Work instructions
Sift the listing for lines that hold the string "value" and pull them out.

Given data
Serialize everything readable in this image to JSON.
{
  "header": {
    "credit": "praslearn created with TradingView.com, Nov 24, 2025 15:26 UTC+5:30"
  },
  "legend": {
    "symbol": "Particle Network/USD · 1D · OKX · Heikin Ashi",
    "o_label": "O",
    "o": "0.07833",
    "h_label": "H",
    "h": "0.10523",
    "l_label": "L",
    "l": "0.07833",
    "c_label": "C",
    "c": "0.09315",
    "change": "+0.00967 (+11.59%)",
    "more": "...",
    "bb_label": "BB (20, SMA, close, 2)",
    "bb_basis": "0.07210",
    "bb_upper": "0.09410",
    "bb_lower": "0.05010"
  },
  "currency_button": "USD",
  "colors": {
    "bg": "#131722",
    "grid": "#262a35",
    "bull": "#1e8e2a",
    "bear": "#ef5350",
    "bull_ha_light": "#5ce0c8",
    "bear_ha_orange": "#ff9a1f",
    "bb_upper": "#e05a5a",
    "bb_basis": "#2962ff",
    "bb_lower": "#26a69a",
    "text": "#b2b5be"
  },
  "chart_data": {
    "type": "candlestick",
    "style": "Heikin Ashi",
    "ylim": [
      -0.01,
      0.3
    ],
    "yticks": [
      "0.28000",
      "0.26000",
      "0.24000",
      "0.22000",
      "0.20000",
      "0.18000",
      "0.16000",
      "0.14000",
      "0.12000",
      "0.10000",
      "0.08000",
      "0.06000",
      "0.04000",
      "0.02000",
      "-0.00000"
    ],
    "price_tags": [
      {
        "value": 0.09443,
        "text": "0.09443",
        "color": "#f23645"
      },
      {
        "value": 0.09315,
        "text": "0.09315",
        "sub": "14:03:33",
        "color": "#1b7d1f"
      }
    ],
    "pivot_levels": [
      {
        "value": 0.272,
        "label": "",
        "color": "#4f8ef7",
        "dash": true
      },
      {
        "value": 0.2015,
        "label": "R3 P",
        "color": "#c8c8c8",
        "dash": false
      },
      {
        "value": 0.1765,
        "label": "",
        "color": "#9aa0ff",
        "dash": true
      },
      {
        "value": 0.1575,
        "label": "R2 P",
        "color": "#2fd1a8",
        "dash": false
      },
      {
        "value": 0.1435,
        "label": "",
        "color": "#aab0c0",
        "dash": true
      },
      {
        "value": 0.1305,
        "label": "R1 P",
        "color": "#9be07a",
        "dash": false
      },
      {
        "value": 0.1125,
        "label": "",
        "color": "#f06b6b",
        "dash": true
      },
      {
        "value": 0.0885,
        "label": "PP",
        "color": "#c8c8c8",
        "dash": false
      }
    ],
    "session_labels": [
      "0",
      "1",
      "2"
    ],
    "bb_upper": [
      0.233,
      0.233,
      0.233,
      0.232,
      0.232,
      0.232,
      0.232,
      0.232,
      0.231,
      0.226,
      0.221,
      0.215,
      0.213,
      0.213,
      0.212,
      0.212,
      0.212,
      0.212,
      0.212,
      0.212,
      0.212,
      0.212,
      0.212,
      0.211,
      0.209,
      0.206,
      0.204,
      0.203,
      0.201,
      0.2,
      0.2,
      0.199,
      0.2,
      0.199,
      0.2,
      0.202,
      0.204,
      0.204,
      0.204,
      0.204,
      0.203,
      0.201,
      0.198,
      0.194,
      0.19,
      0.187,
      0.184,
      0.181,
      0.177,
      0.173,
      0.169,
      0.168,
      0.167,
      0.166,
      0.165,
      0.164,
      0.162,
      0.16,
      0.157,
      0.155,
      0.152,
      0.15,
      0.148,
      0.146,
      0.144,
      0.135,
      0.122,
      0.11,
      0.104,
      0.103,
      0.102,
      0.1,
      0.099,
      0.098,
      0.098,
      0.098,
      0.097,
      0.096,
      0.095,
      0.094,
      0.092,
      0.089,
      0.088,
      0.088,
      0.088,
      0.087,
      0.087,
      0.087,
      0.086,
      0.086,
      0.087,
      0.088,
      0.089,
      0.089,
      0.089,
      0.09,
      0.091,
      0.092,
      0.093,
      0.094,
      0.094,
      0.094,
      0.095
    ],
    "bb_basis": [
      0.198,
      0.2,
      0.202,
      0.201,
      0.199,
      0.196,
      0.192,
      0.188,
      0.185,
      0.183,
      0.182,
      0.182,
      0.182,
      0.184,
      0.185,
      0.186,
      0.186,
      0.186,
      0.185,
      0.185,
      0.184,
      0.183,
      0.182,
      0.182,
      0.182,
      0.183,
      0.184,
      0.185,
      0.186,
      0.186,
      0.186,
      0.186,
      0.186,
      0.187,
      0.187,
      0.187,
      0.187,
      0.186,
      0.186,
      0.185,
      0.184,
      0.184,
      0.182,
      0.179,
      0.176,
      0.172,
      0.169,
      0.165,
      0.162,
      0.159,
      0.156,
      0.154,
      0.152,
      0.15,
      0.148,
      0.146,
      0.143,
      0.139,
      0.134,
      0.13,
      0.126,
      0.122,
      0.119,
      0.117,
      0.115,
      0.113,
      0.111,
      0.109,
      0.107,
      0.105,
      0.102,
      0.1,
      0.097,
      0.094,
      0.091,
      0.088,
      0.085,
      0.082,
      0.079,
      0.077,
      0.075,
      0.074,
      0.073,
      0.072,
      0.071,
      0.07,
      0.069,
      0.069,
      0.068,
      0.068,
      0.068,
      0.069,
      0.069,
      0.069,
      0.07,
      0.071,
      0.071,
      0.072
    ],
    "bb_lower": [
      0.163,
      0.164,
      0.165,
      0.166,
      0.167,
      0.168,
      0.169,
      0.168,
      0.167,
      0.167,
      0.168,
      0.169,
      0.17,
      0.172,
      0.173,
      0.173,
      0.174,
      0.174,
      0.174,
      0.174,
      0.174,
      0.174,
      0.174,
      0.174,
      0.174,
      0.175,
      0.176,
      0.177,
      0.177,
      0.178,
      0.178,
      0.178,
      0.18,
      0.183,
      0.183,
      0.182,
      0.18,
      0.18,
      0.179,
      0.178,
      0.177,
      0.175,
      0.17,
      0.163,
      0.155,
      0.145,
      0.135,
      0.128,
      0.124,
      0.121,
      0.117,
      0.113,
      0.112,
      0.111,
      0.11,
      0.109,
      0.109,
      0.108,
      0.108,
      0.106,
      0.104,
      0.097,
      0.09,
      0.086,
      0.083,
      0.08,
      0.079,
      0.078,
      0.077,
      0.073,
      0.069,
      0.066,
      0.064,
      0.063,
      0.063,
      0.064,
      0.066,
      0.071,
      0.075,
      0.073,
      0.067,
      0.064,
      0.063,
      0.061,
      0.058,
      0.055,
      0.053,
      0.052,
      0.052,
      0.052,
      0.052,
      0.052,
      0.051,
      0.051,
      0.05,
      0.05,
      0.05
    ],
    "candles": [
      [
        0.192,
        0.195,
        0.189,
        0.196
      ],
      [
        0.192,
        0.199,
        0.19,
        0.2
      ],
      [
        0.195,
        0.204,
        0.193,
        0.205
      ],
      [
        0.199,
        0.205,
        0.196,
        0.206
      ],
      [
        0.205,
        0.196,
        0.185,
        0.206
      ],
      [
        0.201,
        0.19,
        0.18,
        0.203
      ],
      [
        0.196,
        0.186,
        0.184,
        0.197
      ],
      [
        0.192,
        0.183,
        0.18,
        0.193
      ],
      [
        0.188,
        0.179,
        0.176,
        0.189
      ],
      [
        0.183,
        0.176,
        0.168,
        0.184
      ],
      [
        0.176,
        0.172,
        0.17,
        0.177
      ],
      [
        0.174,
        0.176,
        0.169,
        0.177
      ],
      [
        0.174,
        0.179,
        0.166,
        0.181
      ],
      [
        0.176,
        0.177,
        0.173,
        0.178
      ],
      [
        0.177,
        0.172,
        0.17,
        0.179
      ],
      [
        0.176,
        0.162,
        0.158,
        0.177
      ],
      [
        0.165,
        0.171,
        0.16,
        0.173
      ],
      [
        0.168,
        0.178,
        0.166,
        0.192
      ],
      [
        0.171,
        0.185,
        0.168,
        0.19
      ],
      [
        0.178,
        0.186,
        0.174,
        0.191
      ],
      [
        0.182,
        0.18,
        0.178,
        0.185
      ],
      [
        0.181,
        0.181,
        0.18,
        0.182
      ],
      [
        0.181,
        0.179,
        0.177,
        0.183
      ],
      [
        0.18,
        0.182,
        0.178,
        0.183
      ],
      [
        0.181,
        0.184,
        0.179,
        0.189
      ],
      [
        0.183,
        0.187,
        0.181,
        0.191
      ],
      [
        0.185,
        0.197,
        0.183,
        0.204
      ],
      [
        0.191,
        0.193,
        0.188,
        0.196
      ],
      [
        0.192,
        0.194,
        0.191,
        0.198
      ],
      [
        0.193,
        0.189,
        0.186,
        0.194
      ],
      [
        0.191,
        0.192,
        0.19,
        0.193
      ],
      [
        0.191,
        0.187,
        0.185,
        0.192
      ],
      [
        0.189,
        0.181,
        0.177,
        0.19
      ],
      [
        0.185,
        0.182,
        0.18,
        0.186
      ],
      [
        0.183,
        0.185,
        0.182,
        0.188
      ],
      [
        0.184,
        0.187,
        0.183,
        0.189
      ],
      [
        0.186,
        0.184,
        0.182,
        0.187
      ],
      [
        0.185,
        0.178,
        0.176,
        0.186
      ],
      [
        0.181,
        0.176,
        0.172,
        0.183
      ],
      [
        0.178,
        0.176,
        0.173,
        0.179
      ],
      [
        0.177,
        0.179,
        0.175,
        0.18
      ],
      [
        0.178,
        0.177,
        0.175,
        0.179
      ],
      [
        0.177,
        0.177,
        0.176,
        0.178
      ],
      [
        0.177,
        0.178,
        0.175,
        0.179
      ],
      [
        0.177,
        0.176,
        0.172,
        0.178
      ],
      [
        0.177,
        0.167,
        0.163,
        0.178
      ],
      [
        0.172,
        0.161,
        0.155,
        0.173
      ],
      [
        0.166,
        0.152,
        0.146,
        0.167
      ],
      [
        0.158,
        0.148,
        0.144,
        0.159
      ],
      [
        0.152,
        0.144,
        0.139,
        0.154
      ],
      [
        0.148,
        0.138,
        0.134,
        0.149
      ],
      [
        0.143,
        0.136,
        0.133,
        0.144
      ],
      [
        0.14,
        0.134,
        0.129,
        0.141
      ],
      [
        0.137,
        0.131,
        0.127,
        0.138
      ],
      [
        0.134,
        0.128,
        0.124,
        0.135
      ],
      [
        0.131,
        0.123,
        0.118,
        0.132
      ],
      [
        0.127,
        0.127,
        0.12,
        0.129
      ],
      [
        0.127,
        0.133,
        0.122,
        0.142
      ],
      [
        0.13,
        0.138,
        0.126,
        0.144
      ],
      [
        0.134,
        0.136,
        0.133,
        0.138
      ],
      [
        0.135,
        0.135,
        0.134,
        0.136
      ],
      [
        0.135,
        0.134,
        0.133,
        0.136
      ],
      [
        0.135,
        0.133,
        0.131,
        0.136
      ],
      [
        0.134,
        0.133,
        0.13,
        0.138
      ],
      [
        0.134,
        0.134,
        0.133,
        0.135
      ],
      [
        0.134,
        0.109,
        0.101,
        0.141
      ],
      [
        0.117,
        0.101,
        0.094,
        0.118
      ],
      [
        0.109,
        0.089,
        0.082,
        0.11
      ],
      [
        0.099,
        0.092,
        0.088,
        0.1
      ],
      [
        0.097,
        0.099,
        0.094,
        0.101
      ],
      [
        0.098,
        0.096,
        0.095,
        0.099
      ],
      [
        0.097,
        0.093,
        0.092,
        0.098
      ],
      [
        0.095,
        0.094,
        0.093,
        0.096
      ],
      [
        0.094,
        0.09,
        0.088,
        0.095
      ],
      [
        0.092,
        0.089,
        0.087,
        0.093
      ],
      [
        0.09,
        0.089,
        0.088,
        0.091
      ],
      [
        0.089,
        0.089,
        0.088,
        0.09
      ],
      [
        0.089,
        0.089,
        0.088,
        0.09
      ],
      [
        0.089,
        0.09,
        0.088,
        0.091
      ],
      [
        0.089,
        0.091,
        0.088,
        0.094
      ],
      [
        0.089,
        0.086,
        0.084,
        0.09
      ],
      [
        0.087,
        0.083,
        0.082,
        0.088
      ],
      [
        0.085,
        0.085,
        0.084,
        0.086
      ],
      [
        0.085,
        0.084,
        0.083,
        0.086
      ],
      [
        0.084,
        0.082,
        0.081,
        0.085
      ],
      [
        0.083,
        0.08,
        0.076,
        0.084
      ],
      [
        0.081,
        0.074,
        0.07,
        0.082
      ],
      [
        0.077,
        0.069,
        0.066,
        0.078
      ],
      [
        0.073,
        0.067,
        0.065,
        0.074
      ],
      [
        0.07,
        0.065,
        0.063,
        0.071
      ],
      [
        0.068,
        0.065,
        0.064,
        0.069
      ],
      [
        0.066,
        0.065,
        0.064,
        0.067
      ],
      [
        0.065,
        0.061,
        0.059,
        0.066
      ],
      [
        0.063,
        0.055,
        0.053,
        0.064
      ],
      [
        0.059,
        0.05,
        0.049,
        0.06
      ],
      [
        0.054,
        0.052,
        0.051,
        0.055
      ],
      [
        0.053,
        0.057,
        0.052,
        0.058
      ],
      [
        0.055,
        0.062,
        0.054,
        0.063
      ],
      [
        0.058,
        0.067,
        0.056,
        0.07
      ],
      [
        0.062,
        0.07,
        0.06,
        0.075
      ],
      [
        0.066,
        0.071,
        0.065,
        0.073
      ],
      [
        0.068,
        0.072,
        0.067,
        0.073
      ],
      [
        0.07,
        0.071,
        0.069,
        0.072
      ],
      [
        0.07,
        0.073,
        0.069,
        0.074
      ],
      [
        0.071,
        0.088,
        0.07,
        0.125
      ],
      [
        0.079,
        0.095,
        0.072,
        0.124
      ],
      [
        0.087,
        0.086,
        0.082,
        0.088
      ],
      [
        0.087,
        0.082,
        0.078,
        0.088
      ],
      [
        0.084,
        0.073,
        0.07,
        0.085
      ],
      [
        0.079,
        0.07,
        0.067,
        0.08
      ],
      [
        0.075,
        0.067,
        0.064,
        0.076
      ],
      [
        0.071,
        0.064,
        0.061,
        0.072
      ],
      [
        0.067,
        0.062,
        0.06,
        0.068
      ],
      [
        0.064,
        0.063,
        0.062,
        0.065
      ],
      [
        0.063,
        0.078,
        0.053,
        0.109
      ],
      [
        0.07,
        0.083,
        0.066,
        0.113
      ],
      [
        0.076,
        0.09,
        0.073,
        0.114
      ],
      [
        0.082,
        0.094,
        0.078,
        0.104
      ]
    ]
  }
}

Result below
        "value": 0.09443,
        "value": 0.09315,
        "value": 0.272,
        "value": 0.2015,
        "value": 0.1765,
        "value": 0.1575,
        "value": 0.1435,
        "value": 0.1305,
        "value": 0.1125,
        "value": 0.0885,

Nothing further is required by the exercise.